Sultan of Sokoto, Dr. Mohammad Sa’ad Abubakar has condemned the controversy generated over the refusal of the Nigerian Law School to call to bar one Amasa Firdaus who refused to remove her Hijab.
He stated that Hijab simply meant decent dressing for Muslim women and was part and parcel of Islam.
Speaking in Lagos on Saturday, December 16, during the fifth National Convention of Muslim Public Affairs Centre (MPAC) he stressed that Muslims were peace- loving, therefore, should be allowed to practise their religion as stipulated by Allah and as contained in the traditions of Prophet Mohammad.
UNILORIN graduate, Firdaus was denied from being called to bar last week for refusing to remove her Hijab worn under her wig.
Represented by a member of NSCIA and Wazirin of Katsina, Prof. Sanni Abubakar Lugga, the Sultan said Hijab was not only a mode of dressing in Islam only but was also an accepted mode of dressing in Christianity and Judaism.
He further asked why the Law school would stop a sister from wearing Hijab wondering if the legal school was higher than NJC
He said, “His eminence wonders while Hijab has now become a controversial issue. Hijab simply means decent dressing, decent dressing by the females. So why should decent dressing be a problem? The Hijab is just an Arabic word. In English it means decent dressing.

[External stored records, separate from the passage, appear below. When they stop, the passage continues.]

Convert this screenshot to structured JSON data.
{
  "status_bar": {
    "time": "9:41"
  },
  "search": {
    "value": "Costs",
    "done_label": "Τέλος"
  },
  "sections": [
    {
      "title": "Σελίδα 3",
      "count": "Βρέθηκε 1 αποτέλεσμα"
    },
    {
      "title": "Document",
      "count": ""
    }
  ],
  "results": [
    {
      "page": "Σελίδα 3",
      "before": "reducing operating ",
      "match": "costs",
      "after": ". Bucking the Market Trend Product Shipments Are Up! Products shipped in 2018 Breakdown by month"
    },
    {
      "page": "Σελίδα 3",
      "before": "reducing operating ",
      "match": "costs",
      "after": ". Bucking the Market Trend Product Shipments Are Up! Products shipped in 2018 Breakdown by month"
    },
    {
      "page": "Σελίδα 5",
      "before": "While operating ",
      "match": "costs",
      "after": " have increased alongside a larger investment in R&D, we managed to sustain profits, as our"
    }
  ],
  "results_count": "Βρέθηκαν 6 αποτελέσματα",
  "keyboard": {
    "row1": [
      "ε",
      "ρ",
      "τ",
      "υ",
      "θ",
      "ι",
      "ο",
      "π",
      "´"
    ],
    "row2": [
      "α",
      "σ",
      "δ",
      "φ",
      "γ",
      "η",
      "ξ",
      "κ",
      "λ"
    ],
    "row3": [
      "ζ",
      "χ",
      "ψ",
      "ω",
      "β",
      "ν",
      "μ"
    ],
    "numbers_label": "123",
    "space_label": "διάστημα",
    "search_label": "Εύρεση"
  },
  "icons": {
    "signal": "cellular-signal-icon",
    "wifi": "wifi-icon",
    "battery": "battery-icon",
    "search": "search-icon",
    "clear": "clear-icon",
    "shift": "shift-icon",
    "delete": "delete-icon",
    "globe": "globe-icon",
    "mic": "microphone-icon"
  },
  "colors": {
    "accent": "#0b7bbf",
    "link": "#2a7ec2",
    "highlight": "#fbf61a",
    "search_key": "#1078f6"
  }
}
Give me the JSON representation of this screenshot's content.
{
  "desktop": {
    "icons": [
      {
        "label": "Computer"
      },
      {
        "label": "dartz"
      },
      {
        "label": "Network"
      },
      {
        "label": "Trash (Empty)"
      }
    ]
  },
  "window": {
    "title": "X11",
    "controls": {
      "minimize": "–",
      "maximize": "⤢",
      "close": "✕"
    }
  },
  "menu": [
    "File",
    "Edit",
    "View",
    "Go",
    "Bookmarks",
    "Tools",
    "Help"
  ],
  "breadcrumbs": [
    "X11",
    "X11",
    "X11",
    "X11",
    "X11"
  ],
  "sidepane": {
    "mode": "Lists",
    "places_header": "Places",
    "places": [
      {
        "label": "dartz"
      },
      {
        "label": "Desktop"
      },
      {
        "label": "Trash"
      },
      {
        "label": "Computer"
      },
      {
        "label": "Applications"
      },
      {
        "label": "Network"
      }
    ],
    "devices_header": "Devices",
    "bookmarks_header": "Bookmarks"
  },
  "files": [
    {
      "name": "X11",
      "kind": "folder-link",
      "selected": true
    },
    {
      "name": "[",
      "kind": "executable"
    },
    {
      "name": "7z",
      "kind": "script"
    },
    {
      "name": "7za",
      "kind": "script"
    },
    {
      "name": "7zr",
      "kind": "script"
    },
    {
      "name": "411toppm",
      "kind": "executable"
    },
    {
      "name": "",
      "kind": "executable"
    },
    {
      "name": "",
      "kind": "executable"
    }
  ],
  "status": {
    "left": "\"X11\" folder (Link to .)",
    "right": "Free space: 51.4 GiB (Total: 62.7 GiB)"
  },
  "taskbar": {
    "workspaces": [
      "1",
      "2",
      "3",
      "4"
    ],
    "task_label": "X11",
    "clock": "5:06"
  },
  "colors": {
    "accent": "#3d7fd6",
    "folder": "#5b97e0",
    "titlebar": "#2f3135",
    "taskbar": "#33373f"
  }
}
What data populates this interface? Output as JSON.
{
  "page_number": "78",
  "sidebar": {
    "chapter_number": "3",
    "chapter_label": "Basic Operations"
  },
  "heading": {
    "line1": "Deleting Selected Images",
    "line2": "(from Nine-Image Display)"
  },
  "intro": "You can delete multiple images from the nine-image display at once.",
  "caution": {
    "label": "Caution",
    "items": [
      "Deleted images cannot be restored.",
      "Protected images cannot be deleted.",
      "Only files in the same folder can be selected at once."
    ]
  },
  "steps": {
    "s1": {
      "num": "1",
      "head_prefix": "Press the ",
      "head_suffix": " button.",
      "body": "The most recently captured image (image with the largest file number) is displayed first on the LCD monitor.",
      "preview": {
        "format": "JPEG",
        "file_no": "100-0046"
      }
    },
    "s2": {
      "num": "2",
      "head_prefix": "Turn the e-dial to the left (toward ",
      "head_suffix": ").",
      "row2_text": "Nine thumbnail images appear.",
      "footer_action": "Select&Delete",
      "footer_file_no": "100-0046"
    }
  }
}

“His Eminence has asked Nigerians to reflect and see that this is not only an Islamic mode of dressing but a Christian mode of dressing. It is also a Judaism mode of dressing and it is a dressing for every decent woman. It is a dressing for any woman who wants to preserve her chastity in public.
“Secondly, in Nigerian constitution it is absolutely clear. Why should Nigerian Muslims be molested and even denied their own right? The Appeal Court ruling in Ilorin is there, the Appeal Court in Lagos and also the High Court all delivered judgement in favour of Hijab.
“Justice Alooma, the former CJN, Justice Bukalchuwa and other Senior Justices in Nigeria wear their Hijab and then the wig on top of it. The Nigeria Judicial Council (NJC), the Highest body in the judiciary has not said, ‘no, they should stop’ which means the Nigerian constitution allows the Hijab, the Nigerian Courts through these three judgements have allowed the Hijab and the NJC through these senior judges has allowed the Hijab.
“Why will a legal school refuse our sister’s induction into the judiciary simply because she is wearing Hijab? Is the law school saying they are above the NJC, they are above the Nigerian constitution, they are above these three senior courts?”